The slightest error on the doctor’s part could result in a permanent disfigurement problem where there was none before. More intrusive procedures gone wrong could be complicated with infections, even leave the patient paralyzed for life. Breast implants have the highest rate of operation errors as the implants when inserted improperly, cause leaks which lead to fatal diseases or cancer later on.
I do not believe that medical enhancements of one’s natural features for reasons other than medical should be deemed as advantageous for the person having the alteration done. If one is born with say a deviated septum (an imperfection of the nose that prevents proper breathing through the nostrils.), then go ahead and have a Rhinoplasty. No sense in eventually suffocating yourself. Or perhaps you were born with a Cleft Palate? Then reconstructive surgery is definitely in the cards for you. But otherwise, due to the possible medical and psychological complications involved in having such types of surgery done, it would be best to leave well enough alone.

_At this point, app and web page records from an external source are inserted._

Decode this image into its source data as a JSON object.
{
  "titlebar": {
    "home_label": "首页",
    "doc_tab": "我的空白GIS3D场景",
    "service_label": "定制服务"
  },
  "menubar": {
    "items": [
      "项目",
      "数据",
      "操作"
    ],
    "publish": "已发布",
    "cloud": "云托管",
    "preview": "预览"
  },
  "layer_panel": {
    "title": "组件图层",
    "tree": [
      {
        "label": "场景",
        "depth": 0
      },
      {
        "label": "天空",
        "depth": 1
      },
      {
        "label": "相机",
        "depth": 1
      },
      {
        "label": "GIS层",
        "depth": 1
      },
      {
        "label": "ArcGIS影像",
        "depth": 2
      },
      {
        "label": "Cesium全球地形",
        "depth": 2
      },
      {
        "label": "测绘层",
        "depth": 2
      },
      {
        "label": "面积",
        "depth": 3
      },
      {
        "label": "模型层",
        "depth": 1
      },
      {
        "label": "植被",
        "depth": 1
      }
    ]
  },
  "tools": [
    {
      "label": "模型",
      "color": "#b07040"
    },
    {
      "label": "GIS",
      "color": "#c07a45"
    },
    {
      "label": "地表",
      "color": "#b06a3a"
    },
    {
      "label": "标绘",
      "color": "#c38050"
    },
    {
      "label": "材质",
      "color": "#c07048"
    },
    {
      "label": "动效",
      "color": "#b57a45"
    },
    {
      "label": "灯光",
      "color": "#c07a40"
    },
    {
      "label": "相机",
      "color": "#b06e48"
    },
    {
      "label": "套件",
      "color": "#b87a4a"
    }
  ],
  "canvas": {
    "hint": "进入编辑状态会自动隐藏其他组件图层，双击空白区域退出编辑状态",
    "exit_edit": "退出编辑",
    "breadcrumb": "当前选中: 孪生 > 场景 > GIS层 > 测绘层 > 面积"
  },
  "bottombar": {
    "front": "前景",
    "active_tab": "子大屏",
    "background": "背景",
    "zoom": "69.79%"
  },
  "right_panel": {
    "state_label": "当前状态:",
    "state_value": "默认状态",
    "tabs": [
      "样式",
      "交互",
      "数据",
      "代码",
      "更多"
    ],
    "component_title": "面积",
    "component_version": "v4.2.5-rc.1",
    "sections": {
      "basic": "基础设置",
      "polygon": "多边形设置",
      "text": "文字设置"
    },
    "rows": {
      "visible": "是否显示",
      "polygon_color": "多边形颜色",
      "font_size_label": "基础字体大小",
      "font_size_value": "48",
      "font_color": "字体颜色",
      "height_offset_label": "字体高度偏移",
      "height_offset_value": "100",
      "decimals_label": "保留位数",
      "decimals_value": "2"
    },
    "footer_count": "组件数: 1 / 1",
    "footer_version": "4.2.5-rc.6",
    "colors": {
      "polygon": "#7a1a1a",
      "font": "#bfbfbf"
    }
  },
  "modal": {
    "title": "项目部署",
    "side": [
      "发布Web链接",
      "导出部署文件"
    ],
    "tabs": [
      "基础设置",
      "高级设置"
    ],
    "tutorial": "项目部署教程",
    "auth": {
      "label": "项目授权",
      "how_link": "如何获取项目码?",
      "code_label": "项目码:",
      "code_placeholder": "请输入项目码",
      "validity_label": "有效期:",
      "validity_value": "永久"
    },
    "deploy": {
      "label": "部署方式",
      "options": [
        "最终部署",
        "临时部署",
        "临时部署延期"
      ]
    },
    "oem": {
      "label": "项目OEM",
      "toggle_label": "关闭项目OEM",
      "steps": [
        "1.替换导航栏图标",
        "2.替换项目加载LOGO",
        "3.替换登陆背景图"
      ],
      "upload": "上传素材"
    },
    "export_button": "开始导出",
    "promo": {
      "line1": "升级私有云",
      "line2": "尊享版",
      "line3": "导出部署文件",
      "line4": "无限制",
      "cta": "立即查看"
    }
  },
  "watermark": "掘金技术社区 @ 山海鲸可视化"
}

In the coming years, we will see more and more innovations appearing in the world of beauty-enhancing procedures. These will all be welcomed with joy by those who believe that they need the “natural” enhancers. So perhaps the time will come when these types of surgeries will become a part of our lives instead of an incidental elective procedure. The time will probably come when we will no longer be able to tell the difference between a person who has had plastic surgery done or not done. As the technology to alter our appearances without highly invasive procedures is slowly perfected, we will begin to see even more natural-looking results in their final products. But will the advantages of such procedures have outweighed the disadvantages? Or will we simply face more and newer complications that will pose increasingly medical threats to the lives of those who took part in the process? I believe that these procedures will only further increase the capacity of man to be unhappy with his natural assets and as such, will continue to impact his life negatively. Advances in science will not change our lives. It can only help enhance it through properly thought out and accomplished plastic surgeries. elective surgeries are not the solution to natural imperfections one may have. Such aesthetic changes make a difference only if we know that the self-confidence and sense of well being comes from deep within us instead. Society these days has fuelled the need for people to undergo plastic surgery by equating it with success in life. We need to refocus the importance of plastic surgery from the eye candy that it provides us, towards the actual, more productive uses within the medical world.
No matter how we look at it, there seems to be a tremendous amount of positive sides to having plastic surgery done to enhance one’s outer beauty. But, that does not mean that natural beauty should be rejected and altered with elective procedures just to “enhance” what is already beautiful in the first place.
Choosing Cosmetic Surgery. WebMD. Web.
Dittman, Melissa. (2005). Plastic Surgery: Beauty Or Beast? American Psychological Association. 36(8): 30.
Dolnick, Sam. (2011). . New York Times. Web.